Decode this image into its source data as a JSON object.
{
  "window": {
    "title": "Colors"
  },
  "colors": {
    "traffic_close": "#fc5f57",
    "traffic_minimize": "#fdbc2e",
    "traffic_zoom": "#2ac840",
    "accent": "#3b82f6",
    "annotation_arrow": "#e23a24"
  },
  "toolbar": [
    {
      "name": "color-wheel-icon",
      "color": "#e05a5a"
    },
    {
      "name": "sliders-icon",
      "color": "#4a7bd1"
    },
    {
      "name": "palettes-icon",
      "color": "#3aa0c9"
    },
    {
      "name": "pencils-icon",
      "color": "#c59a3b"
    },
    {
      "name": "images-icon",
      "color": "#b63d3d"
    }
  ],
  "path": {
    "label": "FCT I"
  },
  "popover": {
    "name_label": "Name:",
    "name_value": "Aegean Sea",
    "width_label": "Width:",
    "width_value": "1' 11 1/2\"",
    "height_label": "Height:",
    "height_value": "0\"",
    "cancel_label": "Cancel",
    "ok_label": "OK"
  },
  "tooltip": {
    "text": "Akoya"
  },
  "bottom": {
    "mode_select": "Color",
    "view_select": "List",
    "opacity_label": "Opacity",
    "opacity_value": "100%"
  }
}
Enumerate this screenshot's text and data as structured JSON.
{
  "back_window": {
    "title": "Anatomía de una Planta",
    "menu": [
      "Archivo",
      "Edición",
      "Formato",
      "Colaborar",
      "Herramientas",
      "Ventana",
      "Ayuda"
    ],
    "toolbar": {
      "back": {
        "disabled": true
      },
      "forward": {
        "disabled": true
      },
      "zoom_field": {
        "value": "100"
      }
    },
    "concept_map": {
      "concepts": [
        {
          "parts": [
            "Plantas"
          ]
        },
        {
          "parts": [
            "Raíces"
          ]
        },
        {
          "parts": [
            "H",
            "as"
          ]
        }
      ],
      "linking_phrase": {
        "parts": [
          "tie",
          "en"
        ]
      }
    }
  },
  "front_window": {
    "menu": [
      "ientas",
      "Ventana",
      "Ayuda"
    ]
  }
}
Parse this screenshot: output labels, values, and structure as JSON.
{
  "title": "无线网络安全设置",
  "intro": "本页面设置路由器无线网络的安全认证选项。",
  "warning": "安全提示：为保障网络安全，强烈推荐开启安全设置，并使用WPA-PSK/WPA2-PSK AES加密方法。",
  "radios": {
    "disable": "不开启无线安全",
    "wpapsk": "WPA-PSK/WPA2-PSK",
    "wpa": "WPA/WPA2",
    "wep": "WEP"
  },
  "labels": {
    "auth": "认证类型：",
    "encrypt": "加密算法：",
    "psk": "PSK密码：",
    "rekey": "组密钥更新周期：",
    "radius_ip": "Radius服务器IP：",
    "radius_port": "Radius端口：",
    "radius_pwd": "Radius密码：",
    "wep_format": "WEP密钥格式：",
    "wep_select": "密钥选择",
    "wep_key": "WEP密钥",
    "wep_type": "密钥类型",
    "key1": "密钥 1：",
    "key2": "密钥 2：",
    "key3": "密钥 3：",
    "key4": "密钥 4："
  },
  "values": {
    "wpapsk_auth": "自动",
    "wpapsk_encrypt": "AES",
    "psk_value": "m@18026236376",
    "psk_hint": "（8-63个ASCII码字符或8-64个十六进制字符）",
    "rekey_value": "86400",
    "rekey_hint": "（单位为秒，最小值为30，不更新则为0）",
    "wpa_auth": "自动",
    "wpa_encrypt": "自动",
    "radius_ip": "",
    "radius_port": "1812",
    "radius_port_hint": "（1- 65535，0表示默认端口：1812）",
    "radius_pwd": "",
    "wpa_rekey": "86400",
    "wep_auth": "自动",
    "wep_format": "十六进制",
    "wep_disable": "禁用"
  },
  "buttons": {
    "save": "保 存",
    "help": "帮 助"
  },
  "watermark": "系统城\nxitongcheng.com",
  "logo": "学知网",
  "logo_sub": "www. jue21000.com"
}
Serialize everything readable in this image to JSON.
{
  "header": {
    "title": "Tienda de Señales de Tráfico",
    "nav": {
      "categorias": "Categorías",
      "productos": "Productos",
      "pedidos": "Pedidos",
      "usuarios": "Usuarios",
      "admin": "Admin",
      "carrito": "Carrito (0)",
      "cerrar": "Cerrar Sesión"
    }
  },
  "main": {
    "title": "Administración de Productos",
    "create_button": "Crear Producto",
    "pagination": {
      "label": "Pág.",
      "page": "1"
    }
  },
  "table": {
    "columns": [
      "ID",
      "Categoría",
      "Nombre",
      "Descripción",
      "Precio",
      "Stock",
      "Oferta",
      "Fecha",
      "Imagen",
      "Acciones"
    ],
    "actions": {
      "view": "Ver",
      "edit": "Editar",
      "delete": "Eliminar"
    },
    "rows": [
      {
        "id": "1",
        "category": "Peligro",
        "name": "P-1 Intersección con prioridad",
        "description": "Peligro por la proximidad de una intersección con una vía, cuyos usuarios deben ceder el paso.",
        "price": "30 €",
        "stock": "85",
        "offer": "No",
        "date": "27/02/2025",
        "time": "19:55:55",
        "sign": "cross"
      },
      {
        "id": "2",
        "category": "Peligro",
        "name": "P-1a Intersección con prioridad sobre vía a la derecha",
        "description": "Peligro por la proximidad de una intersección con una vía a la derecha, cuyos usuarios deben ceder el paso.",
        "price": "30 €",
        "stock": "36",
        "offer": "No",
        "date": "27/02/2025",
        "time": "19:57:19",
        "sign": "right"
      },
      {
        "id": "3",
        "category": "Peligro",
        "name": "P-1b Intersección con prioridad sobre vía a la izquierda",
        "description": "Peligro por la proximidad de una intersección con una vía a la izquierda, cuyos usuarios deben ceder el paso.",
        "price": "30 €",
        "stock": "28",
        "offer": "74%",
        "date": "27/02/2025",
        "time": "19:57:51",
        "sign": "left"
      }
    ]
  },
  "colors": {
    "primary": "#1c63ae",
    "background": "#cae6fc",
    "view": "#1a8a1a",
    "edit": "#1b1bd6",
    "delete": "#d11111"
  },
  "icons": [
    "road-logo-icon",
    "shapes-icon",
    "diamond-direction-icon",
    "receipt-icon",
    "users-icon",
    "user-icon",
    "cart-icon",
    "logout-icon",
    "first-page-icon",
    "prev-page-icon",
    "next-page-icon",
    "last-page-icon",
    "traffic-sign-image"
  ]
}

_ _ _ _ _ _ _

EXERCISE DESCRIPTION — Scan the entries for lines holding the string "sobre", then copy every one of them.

ANSWER TO THE EXERCISE —
        "name": "P-1a Intersección con prioridad sobre vía a la derecha",
        "name": "P-1b Intersección con prioridad sobre vía a la izquierda",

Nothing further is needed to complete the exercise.